» **Problem to solve**:
Where "properties" occurs in a line of the entries below, copy that line.

[App and web page records]
+++
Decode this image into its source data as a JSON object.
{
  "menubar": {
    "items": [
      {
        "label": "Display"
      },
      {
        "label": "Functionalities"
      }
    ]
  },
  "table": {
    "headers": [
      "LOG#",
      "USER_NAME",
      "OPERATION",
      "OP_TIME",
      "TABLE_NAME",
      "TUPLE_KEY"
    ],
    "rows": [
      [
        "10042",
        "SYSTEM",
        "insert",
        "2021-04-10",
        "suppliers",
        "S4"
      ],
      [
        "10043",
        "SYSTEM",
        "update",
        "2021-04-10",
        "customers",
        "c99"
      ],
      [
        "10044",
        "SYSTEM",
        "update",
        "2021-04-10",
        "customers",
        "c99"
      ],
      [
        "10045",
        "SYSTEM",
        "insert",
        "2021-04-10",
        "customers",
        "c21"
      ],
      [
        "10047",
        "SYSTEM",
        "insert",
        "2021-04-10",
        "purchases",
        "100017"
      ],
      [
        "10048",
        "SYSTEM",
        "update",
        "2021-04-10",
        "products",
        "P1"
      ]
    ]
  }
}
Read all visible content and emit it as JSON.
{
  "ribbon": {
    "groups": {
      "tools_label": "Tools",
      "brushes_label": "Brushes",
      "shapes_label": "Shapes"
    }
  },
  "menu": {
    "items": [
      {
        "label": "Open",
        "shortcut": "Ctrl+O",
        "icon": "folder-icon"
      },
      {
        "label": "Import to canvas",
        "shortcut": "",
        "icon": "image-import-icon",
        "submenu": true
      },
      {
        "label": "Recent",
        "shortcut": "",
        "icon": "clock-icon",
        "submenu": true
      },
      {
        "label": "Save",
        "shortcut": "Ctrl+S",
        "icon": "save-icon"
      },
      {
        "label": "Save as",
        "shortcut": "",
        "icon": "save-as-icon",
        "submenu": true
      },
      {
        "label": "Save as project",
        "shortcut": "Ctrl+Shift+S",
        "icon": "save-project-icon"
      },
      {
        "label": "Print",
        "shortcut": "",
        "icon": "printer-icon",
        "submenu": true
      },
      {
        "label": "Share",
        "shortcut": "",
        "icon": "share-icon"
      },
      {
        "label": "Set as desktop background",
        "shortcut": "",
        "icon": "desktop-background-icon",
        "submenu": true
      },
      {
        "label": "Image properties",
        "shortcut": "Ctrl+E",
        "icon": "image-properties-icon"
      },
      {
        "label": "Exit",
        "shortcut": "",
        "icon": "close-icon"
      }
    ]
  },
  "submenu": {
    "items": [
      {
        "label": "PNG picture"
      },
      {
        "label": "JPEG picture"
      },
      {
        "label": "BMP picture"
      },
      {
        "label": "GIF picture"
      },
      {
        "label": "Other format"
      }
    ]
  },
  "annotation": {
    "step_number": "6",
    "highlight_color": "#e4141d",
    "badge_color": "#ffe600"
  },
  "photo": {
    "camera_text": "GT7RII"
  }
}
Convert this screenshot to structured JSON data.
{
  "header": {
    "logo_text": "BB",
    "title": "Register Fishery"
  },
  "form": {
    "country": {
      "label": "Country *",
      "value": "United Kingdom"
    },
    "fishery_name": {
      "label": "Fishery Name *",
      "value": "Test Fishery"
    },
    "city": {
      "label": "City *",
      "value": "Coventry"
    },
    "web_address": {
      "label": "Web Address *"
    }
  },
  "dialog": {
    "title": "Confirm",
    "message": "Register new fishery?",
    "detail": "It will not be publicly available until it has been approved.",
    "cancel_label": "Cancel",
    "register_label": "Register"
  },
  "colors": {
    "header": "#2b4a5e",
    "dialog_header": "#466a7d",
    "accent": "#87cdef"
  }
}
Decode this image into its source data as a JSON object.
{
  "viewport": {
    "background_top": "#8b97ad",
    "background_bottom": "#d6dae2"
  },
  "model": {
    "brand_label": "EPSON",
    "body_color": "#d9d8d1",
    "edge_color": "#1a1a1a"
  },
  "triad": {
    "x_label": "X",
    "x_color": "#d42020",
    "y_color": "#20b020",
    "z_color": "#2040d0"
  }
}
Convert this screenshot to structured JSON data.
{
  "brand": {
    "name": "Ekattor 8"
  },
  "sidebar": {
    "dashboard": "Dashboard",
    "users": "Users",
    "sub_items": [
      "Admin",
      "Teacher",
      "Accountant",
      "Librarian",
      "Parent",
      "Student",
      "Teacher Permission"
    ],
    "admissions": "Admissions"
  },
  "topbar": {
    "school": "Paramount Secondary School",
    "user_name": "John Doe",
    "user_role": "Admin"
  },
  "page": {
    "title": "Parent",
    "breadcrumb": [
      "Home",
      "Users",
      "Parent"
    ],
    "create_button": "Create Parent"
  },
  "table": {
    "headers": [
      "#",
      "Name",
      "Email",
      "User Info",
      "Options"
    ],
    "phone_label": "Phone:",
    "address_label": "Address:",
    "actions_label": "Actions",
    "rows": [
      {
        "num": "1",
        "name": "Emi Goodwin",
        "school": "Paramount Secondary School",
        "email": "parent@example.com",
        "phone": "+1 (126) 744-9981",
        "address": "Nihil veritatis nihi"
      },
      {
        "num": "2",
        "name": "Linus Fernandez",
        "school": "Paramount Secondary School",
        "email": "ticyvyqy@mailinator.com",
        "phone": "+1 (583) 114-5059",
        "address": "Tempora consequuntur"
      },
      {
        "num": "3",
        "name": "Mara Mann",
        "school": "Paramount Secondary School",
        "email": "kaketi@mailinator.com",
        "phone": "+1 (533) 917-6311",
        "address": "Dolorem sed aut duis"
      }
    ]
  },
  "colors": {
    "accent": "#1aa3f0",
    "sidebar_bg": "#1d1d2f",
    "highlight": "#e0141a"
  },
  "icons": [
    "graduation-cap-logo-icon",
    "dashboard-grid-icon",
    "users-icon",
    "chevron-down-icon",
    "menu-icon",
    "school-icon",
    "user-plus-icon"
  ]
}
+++
» **Exercise answer**:
        "label": "Image properties",
        "icon": "image-properties-icon"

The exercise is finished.